Although ASD can be diagnosed at any age, it is a developmental disorder because symptoms typically present themselves during the first two years of life. The following are some common signs observed among people who are diagnosed with this condition:
- Social communication and interaction behaviours include any of these:
- reduced, inconsistent, or no eye contact
- failure to respond to his/her name or appears not to hear you at times
- facial expressions, movements, and gestures that do not match what is being said
- having trouble understanding another person’s perspective
- does not point at or bring objects to share interest
- does not appear to understand simple questions or directions
- repeats words or phrases, but does not know how to use them
- speaks with an unusual tone or rhythm and may use a singsong voice or robot-like speech
- unable to start a conversation or keep one going, or only knows how to make requests or label items
- Restrictive/repetitive behaviours may include:
- repeating certain behaviours or having unusual behaviours
- g. echolalia – the act of repeating noises and phrases that they hear; people with echolalia may not be able to communicate effectively because they struggle to express their own thoughts, therefore, they might only be able to repeat a question rather than answer it.

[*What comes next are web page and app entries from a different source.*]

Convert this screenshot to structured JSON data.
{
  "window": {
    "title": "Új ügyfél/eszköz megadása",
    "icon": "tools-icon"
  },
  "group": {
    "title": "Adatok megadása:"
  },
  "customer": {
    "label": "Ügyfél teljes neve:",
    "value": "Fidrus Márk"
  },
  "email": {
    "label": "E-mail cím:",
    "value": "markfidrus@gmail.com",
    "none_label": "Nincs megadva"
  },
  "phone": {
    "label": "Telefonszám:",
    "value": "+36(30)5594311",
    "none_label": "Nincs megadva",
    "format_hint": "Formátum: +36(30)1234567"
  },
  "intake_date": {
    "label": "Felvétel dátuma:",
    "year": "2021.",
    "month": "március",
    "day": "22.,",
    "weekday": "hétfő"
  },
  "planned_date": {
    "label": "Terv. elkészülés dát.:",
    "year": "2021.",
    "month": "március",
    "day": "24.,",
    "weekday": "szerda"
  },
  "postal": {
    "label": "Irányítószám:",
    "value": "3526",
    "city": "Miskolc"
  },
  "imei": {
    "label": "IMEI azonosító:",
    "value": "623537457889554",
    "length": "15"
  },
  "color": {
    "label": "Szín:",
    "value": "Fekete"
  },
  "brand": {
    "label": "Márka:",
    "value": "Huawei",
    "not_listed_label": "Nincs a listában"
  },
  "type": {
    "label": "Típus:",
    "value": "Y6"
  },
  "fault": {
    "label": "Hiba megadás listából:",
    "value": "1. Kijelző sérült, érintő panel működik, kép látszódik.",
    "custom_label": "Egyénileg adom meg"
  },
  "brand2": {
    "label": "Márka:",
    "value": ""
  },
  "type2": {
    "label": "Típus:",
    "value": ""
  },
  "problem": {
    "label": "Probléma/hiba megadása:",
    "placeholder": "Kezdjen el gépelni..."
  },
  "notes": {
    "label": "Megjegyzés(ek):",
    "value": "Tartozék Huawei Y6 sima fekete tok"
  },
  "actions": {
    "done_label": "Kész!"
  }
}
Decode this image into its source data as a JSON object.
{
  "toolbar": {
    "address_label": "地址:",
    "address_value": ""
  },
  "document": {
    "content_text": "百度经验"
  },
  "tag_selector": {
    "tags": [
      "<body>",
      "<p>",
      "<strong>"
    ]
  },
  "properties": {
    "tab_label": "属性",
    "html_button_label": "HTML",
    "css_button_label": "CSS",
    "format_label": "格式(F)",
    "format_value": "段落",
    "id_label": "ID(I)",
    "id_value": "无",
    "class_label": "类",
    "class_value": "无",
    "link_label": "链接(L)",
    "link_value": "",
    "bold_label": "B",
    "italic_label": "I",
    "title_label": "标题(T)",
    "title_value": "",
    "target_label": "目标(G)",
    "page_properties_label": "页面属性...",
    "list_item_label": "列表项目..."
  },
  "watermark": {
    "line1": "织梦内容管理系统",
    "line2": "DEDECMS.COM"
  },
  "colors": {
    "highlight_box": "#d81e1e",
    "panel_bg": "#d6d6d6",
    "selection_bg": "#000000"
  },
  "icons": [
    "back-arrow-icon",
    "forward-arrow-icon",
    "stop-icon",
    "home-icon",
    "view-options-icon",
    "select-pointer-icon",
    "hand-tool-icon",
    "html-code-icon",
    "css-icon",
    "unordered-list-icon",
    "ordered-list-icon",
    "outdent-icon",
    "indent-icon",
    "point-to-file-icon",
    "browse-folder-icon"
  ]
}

- fixates on a certain object or topic with abnormal intensity or focus
- develops specific routines or rituals and becomes upset over the slightest interruptions

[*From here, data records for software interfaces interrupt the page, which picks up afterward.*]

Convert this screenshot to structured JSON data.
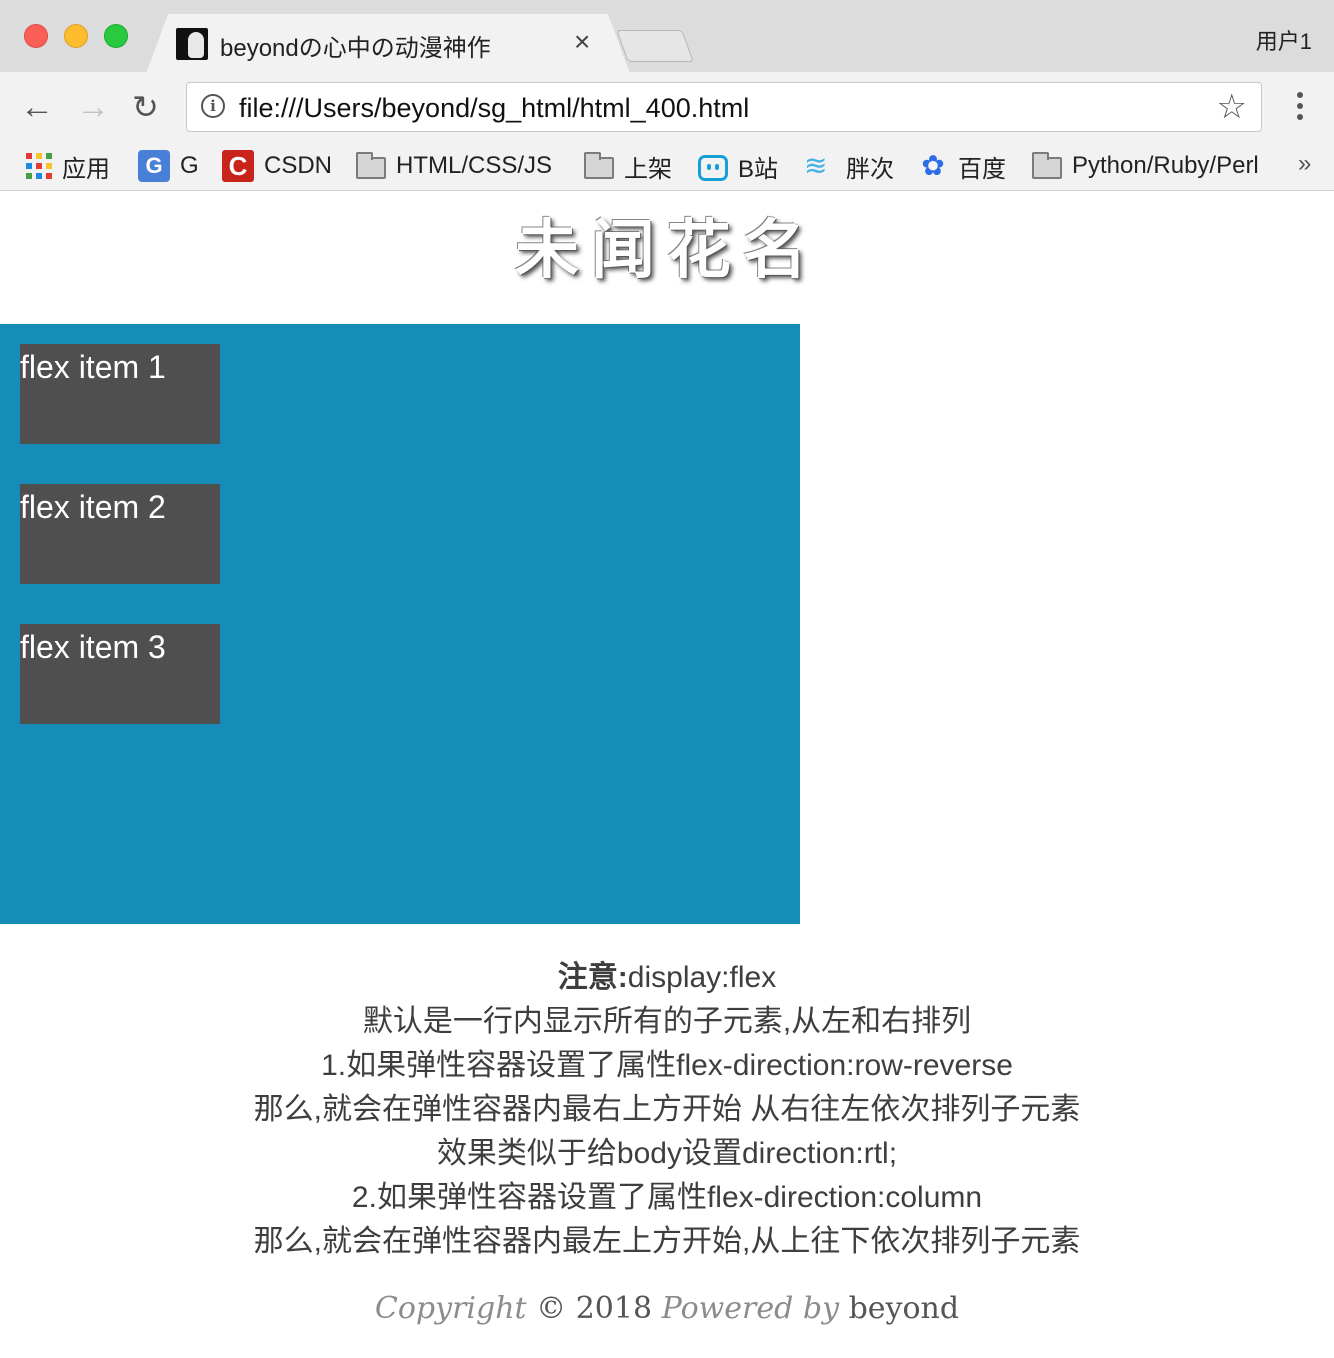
{
  "browser": {
    "tab": {
      "title": "beyondの心中の动漫神作",
      "close_glyph": "×"
    },
    "user_label": "用户1",
    "nav": {
      "back_glyph": "←",
      "forward_glyph": "→",
      "reload_glyph": "↻"
    },
    "omnibox": {
      "info_glyph": "i",
      "url": "file:///Users/beyond/sg_html/html_400.html",
      "star_glyph": "☆"
    },
    "bookmarks": [
      {
        "label": "应用",
        "icon": "apps-grid-icon"
      },
      {
        "label": "G",
        "icon": "google-translate-icon"
      },
      {
        "label": "CSDN",
        "icon": "csdn-icon"
      },
      {
        "label": "HTML/CSS/JS",
        "icon": "folder-icon"
      },
      {
        "label": "上架",
        "icon": "folder-icon"
      },
      {
        "label": "B站",
        "icon": "bilibili-icon"
      },
      {
        "label": "胖次",
        "icon": "pangci-icon"
      },
      {
        "label": "百度",
        "icon": "baidu-icon"
      },
      {
        "label": "Python/Ruby/Perl",
        "icon": "folder-icon"
      }
    ],
    "bookmarks_overflow_glyph": "»",
    "icon_glyphs": {
      "g": "G",
      "csdn": "C",
      "pangci": "≋",
      "baidu": "✿"
    }
  },
  "page": {
    "title": "未闻花名",
    "flex_items": [
      "flex item 1",
      "flex item 2",
      "flex item 3"
    ],
    "notes": {
      "line1_strong": "注意:",
      "line1_rest": "display:flex",
      "line2": "默认是一行内显示所有的子元素,从左和右排列",
      "line3": "1.如果弹性容器设置了属性flex-direction:row-reverse",
      "line4": "那么,就会在弹性容器内最右上方开始 从右往左依次排列子元素",
      "line5": "效果类似于给body设置direction:rtl;",
      "line6": "2.如果弹性容器设置了属性flex-direction:column",
      "line7": "那么,就会在弹性容器内最左上方开始,从上往下依次排列子元素"
    },
    "footer": {
      "copyright": "Copyright",
      "symbol": "©",
      "year": "2018",
      "powered_by": "Powered by",
      "author": "beyond"
    }
  },
  "colors": {
    "flex_container_bg": "#168cb8",
    "flex_item_bg": "#4f4f4f",
    "bookmark_folder": "#7b7b7b"
  }
}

- unusually sensitive to light, sound or touch, yet may be indifferent to pain or temperature
- my brother has been described in his diagnosis as an individual who “hardly seeks comfort and this is in part due to his high threshold of pain”.
- repeating certain behaviours or having unusual behaviours
As children with ASD age, some may gradually become more involved with others and show fewer disruptions in their behaviour. As observed in my younger brother, he is able to strike up a conversation and keep it going, even though it is only with select individuals of whom he may find comfortable talking to. Additionally, some, usually with the least severe problems, may eventually lead normal or near-normal lives.
Treatments and Therapies
There is currently no known cure for ASD and as mentioned before, it is possible for symptoms to lessen especially with the appropriate intervention; people do not outgrow autism.
Structured intervention and relevant training will help these individuals acquire the necessary life skills. According to the Singapore Autism Resource Centre (ARC), there has been extensive research carried out to evidence that young children with autism experience substantial improvements when intervention is started at the earliest possible age. Parents and caregivers should note that the learning curve for pre-schoolers with ASD is different from that of his/her peers. They often require clear instructions and practice of the core skills such as social interaction, communication, self-regulation and organisational skills in order to be more self-reliant as they grow older. Given the proper education and guidance, many individuals with autism will grow up to successful contributors to the society. One famous example would be Satoshi Tajiri, the brains behind the globally renowned video game Pokémon.
Always remember the famous words of Dr. Stephen Shore – If you’ve met one person with autism, you’ve met one person with autism. Although there are similarities when it comes to certain issues experienced by individuals with ASD such as social interaction, communication and repetitive behaviour, they merge together differently for each individual. It is why some may excel at science or math while others excel in sports or arts, and this could be said the same for the rest of the human population.